■ Aim of the task
Exactly the line that contains "What's the underlying" and the lines following it to the end of the data are to be reproduced, and nothing more.

■ Exercise materials
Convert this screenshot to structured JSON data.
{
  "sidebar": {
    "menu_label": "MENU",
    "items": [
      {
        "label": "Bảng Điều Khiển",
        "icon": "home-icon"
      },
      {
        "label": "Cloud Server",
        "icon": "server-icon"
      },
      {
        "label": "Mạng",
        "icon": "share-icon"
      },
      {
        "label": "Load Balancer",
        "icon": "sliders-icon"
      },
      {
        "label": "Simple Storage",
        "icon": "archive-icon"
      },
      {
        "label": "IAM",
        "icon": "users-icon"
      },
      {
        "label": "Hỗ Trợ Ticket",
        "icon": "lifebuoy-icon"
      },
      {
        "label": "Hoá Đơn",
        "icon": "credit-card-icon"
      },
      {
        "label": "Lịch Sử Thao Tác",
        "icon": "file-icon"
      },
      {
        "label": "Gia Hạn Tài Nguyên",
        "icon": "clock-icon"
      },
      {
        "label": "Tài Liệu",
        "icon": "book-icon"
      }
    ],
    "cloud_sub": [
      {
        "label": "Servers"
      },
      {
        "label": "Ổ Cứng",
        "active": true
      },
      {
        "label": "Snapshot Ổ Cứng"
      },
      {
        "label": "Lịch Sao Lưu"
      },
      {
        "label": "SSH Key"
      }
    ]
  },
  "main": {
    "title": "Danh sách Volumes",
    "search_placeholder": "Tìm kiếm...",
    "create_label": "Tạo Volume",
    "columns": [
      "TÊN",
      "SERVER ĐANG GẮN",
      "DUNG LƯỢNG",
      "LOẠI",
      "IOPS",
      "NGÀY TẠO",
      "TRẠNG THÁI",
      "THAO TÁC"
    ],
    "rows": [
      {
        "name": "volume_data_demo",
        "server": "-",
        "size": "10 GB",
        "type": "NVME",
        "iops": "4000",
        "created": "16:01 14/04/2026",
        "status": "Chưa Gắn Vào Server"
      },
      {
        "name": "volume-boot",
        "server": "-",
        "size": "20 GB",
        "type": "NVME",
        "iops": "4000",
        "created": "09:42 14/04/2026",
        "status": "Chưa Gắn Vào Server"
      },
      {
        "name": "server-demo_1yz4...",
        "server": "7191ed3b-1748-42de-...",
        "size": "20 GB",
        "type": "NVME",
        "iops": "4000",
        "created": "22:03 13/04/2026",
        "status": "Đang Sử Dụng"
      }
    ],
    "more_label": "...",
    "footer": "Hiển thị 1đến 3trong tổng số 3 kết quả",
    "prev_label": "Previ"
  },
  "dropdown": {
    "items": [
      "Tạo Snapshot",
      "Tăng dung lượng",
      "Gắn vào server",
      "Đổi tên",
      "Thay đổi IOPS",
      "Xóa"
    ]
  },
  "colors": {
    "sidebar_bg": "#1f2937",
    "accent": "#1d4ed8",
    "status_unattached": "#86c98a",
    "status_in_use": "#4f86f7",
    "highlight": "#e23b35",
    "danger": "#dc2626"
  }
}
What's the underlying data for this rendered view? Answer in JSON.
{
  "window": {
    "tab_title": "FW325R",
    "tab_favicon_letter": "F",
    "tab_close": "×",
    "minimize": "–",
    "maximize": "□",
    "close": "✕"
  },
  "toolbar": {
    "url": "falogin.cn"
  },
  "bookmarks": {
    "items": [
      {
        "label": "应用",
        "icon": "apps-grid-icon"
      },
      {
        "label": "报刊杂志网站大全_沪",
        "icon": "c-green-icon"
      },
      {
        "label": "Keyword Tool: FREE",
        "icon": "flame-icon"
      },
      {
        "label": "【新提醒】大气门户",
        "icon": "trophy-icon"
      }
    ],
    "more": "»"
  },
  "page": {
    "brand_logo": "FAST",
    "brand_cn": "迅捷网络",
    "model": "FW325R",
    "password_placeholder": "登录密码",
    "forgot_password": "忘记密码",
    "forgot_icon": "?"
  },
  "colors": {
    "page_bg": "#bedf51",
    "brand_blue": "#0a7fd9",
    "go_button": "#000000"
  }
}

■ Completed exercise
What's the underlying data for this rendered view? Answer in JSON.
{
  "window": {
    "tab_title": "FW325R",
    "tab_favicon_letter": "F",
    "tab_close": "×",
    "minimize": "–",
    "maximize": "□",
    "close": "✕"
  },
  "toolbar": {
    "url": "falogin.cn"
  },
  "bookmarks": {
    "items": [
      {
        "label": "应用",
        "icon": "apps-grid-icon"
      },
      {
        "label": "报刊杂志网站大全_沪",
        "icon": "c-green-icon"
      },
      {
        "label": "Keyword Tool: FREE",
        "icon": "flame-icon"
      },
      {
        "label": "【新提醒】大气门户",
        "icon": "trophy-icon"
      }
    ],
    "more": "»"
  },
  "page": {
    "brand_logo": "FAST",
    "brand_cn": "迅捷网络",
    "model": "FW325R",
    "password_placeholder": "登录密码",
    "forgot_password": "忘记密码",
    "forgot_icon": "?"
  },
  "colors": {
    "page_bg": "#bedf51",
    "brand_blue": "#0a7fd9",
    "go_button": "#000000"
  }
}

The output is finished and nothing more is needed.